_Instructions to follow_
If a line holds the word "title", copy it from the entries.

Entries from a dataset of interfaces

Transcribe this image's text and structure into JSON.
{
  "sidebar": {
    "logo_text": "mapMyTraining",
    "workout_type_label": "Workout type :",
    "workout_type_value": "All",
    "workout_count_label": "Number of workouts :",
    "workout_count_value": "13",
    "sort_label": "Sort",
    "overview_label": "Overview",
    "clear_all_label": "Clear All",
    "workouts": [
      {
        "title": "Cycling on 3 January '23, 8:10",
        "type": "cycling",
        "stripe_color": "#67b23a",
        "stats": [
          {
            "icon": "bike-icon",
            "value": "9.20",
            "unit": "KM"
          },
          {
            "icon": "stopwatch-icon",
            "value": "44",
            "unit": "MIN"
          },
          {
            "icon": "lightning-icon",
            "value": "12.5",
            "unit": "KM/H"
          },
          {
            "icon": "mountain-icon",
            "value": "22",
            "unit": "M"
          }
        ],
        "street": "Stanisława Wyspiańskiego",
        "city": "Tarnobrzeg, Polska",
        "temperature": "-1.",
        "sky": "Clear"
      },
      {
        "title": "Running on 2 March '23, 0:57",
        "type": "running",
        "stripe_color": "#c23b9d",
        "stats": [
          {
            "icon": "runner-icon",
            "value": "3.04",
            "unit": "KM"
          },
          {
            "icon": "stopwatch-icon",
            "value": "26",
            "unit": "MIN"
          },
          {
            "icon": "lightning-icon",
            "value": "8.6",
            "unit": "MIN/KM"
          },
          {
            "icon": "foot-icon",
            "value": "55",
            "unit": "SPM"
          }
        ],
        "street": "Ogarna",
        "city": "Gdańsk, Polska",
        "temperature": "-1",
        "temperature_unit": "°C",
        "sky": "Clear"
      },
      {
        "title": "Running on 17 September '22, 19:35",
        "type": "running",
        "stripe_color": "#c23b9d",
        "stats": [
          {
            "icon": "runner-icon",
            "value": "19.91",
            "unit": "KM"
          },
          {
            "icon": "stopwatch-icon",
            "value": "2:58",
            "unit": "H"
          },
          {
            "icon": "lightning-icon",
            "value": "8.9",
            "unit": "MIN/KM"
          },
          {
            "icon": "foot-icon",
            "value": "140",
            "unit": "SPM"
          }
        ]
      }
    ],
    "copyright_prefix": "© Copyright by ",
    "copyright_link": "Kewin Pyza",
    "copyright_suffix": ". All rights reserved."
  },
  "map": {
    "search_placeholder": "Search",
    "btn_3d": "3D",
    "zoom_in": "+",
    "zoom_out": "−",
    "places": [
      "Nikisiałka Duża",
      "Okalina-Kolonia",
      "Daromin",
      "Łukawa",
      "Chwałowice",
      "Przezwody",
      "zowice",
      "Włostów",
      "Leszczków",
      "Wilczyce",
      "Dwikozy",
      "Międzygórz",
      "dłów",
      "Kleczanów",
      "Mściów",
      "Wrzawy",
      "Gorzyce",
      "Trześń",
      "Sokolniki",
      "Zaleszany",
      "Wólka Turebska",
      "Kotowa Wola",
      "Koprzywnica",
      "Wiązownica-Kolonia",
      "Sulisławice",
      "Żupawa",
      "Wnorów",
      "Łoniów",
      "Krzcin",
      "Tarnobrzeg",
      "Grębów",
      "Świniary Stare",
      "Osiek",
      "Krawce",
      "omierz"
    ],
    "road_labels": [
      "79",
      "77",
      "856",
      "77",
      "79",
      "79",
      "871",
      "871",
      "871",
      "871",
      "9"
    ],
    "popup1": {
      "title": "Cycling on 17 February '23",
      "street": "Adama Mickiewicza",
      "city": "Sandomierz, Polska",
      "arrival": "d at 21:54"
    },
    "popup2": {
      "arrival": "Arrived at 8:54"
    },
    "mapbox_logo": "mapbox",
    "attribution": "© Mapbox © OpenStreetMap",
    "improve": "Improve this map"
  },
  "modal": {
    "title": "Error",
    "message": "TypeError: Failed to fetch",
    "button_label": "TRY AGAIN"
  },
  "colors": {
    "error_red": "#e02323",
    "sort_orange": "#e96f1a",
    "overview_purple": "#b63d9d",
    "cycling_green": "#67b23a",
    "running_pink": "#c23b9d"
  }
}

_Answer space_
        "title": "Cycling on 3 January '23, 8:10",
        "title": "Running on 2 March '23, 0:57",
        "title": "Running on 17 September '22, 19:35",
      "title": "Cycling on 17 February '23",
    "title": "Error",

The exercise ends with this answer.